If I, as a daughter, mother, patient, plaintiff’s medical malpractice attorney could ask Physicians to do just one thing, it would be – TELL ME WHAT YOU TELL THE OTHER DOCTORS IN MY MEDICAL RECORDS. 

That may seem like an odd request, but please, if you have a minute, or two, keep reading. 

So often we get calls from families who have suffered a health tragedy, or a loss, and they have so many unanswered questions. So many holes in the story of care and in a vacuum of information they assume the silence is covering up a mistake, or worse.

So often we get calls from people who don’t necessarily think malpractice occurred, but they don’t know what occurred to their loved one leaving them consumed by fears and concern.

So often, only 1/10th of the story is provided to the patient or her family, leaving an incomplete picture of one’s care or health.

So often our investigation provides the answers they needed – revealing not that malpractice or negligent care occurred, but rather negligent and insufficient information was provided about the care. 

This week, I received some truthfully heartbreaking news – my Mother was unable to breathe on her own, and on a ventilator. I assumed the worst. Brain damage. I assumed she could not survive extubation and that she would die. I called and demanded to speak to every nurse and doctor who saw her. I took notes. I asked questions, requested results, and asked for follow up answers. Amazingly – she survived and is at home – praise God. But given what I do for a living, I knew the story I had been told in small pieces over the phone, was not the whole story.

I was told – she had a respiratory event. I was told, they were investigating heart failure as a related cause. I was told very little else. The discharge records state she had been diagnosed with “shortness of breath” and nothing more. 

The records, all 1400 pages of them, reflect a unique story – unlike the one that was provided to my family in bits and pieces. They also reflect she should have been discharged with medications she was not provided. Serious and life changing medications. 
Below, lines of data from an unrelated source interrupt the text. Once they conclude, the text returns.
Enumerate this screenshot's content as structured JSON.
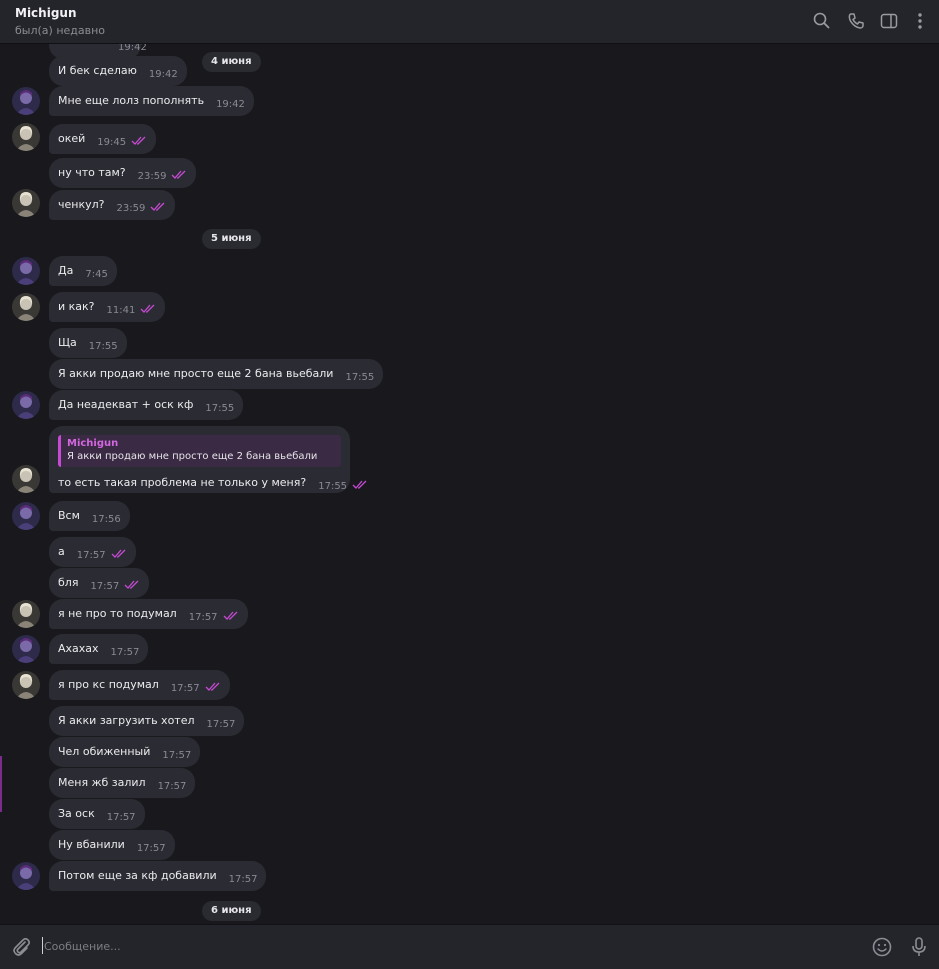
{
  "header": {
    "title": "Michigun",
    "status": "был(а) недавно",
    "icons": [
      "search-icon",
      "phone-icon",
      "sidebar-toggle-icon",
      "more-vertical-icon"
    ]
  },
  "dates": [
    "4 июня",
    "5 июня",
    "6 июня"
  ],
  "messages": [
    {
      "from": "peer",
      "text": "",
      "time": "19:42"
    },
    {
      "from": "peer",
      "text": "И бек сделаю",
      "time": "19:42"
    },
    {
      "from": "peer",
      "text": "Мне еще лолз пополнять",
      "time": "19:42"
    },
    {
      "from": "me",
      "text": "окей",
      "time": "19:45"
    },
    {
      "from": "me",
      "text": "ну что там?",
      "time": "23:59"
    },
    {
      "from": "me",
      "text": "ченкул?",
      "time": "23:59"
    },
    {
      "from": "peer",
      "text": "Да",
      "time": "7:45"
    },
    {
      "from": "me",
      "text": "и как?",
      "time": "11:41"
    },
    {
      "from": "peer",
      "text": "Ща",
      "time": "17:55"
    },
    {
      "from": "peer",
      "text": "Я акки продаю мне просто еще 2 бана вьебали",
      "time": "17:55"
    },
    {
      "from": "peer",
      "text": "Да неадекват + оск кф",
      "time": "17:55"
    },
    {
      "from": "me",
      "text": "то есть такая проблема не только у меня?",
      "time": "17:55"
    },
    {
      "from": "peer",
      "text": "Всм",
      "time": "17:56"
    },
    {
      "from": "me",
      "text": "а",
      "time": "17:57"
    },
    {
      "from": "me",
      "text": "бля",
      "time": "17:57"
    },
    {
      "from": "me",
      "text": "я не про то подумал",
      "time": "17:57"
    },
    {
      "from": "peer",
      "text": "Ахахах",
      "time": "17:57"
    },
    {
      "from": "me",
      "text": "я про кс подумал",
      "time": "17:57"
    },
    {
      "from": "peer",
      "text": "Я акки загрузить хотел",
      "time": "17:57"
    },
    {
      "from": "peer",
      "text": "Чел обиженный",
      "time": "17:57"
    },
    {
      "from": "peer",
      "text": "Меня жб залил",
      "time": "17:57"
    },
    {
      "from": "peer",
      "text": "За оск",
      "time": "17:57"
    },
    {
      "from": "peer",
      "text": "Ну вбанили",
      "time": "17:57"
    },
    {
      "from": "peer",
      "text": "Потом еще за кф добавили",
      "time": "17:57"
    }
  ],
  "reply": {
    "author": "Michigun",
    "quoted_text": "Я акки продаю мне просто еще 2 бана вьебали"
  },
  "composer": {
    "placeholder": "Сообщение...",
    "icons": [
      "paperclip-icon",
      "emoji-icon",
      "microphone-icon"
    ]
  },
  "colors": {
    "background": "#18181d",
    "header": "#24242b",
    "bubble": "#2b2b33",
    "accent": "#c64ad3",
    "read_ticks": "#c64ad3"
  }
}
While I know a Physician’s job is to provide the care, it should be someone’s job to explain the care being provided. Really explain it – treating the patients and their family with an element of equality and respect. Assuming that even without a medical degree we are capable of understanding how our health may be in the present and in the future. That is my one wish. Treat me, my mother, my clients and all of us – as equals. Take the time to explain what you are telling eachother in the chart. Take the time to explain what this means for our today, and tomorrow. 

When Physicians are over booked, and paid for numbers of procedures not successful outcomes or phone calls, there is little time for explanation.  As a result, the total picture of care and treatment is left a silent story told only in written medical record, and not to bodies experiencing the care. 

Even patients like me who ask questions – aren’t given the full story. And frankly, if that is the norm in our system of healthcare – the system sucks. And so, I will ask one more time – a favor. Dear Physicians, Nurses, NP’s, PAs, providers of care – talk to us. Tell us what the records say. Tell us the whole story, the good the bad and the scary. When you do, we can be better advocates for ourselves, and help you in turn. 

 

S

 

Lauren Ellerman

Lauren Ellerman

In 2011, Lauren Ellerman was named "Young Lawyer of the Year" by the Roanoke Bar Association for her work in the community. To speak with Lauren about your personal injury case, contact her at lellerman@frithlawfirm.com.